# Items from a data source
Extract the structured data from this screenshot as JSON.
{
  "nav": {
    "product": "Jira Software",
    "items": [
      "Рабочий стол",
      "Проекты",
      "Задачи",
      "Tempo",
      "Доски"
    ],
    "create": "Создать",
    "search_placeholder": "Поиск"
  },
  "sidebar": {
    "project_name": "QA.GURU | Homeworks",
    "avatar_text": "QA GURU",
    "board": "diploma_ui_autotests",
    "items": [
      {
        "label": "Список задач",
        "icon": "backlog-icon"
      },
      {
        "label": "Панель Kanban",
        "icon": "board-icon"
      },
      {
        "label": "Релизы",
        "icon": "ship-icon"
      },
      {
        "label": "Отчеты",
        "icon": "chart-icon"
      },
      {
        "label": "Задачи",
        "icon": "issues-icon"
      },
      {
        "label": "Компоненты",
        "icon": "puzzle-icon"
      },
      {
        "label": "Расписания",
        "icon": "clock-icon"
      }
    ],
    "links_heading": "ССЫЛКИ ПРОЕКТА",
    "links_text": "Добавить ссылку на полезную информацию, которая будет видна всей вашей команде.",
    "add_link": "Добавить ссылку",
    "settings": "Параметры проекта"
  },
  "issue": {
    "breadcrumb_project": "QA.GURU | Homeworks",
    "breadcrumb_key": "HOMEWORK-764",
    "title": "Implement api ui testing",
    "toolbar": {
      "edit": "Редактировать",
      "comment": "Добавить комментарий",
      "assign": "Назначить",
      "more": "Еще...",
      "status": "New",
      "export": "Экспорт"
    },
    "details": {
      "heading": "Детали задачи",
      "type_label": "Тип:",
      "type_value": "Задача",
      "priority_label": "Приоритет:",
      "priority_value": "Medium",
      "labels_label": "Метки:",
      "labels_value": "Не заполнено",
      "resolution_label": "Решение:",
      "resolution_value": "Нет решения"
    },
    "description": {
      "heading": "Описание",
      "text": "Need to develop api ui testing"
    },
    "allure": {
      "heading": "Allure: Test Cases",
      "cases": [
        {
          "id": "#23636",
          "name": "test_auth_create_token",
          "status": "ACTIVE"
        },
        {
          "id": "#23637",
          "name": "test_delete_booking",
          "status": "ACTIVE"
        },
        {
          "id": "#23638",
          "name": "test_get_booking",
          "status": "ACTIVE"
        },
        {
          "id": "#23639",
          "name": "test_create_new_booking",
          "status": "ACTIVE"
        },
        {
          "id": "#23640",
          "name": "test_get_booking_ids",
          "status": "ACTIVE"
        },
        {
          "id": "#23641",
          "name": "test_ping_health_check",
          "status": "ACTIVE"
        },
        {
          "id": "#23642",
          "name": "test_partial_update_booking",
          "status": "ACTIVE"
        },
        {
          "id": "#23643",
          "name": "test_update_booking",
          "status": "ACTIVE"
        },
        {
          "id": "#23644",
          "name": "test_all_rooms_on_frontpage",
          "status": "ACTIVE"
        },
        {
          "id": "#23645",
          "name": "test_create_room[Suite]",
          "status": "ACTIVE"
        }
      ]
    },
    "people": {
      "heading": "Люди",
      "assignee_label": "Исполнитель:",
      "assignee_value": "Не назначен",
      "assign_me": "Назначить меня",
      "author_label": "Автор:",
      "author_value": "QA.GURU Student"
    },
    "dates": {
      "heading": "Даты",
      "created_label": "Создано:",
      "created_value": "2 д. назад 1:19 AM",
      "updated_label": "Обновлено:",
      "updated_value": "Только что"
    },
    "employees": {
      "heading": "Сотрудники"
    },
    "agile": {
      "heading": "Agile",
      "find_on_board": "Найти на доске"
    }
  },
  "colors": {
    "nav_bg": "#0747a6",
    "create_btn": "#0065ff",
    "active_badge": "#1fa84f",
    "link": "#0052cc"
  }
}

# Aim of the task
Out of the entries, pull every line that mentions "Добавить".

# Result below
    "links_text": "Добавить ссылку на полезную информацию, которая будет видна всей вашей команде.",
    "add_link": "Добавить ссылку",
      "comment": "Добавить комментарий",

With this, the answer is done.